The first four chapters of the first book were adapted into two ambitious films by Victor Sjöström in 1919 and 1920, Sons of Ingmar and Karin Daughter of Ingmar. Sjöström originally intended to film the entire suite, but decided to cancel the project after the second film received unenthusiastic critical response. Gustaf Molander picked up where Sjöström left, and released his adaptation of the first book, Ingmarsarvet, in 1925, followed by the second, Till Österland, in 1926. The Danish filmmaker Bille August directed a 1996 film version with the title Jerusalem.
A stage adaptation, Ingmarsspelen, has become an annual tradition in Nås, Dalarna, where it has been performed outdoors every year since 1959.
- Jerusalem: The Biography, page 365, Simon Sebag Montefiore, Weidenfeld & Nicholson, 2011. ISBN 978-0-297-85265-0
- "Karin Ingmarsdotter (1920): Kommentar". Swedish Film Database (in Swedish). Swedish Film Institute. Archived from the original on 2014-07-27. Retrieved 2012-01-03.
- "Ingmarsarvet (1925)". Swedish Film Database. Swedish Film Institute. Archived from the original on 2014-07-26. Retrieved 2012-01-03.
- "Till Österland (1926)". Swedish Film Database. Swedish Film Institute. Archived from the original on 2014-07-26. Retrieved 2012-01-03.
- Elley, Derek (September 23, 1996). "Jerusalem". Variety. Retrieved 2012-01-03.
- Boldemann, Marcus (June 22, 2009). "'Ingmarsspelen' firar 50 år". Dagens Nyheter (in Swedish). Retrieved 2012-01-03.
- Ariel, Yaakov, & Kark, Ruth. (1996). "Messianism, Holiness, Charisma, and Community: The American-Swedish Colony in Jerusalem, 1881-1933," Church History, 65 (4), pages 641-657. This article also discusses Selma Lagerlöf's positive outlook toward the commune, including the influence it had on her when she wrote her novel Jerusalem.

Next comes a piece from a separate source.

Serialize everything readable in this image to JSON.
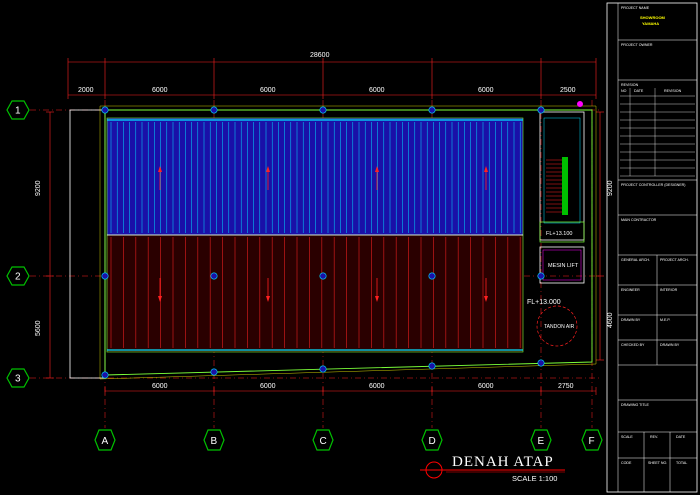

|This article about a 1900s novel is a stub. You can help Wikipedia by expanding it.
See guidelines for writing about novels. Further suggestions might be found on the article's talk page.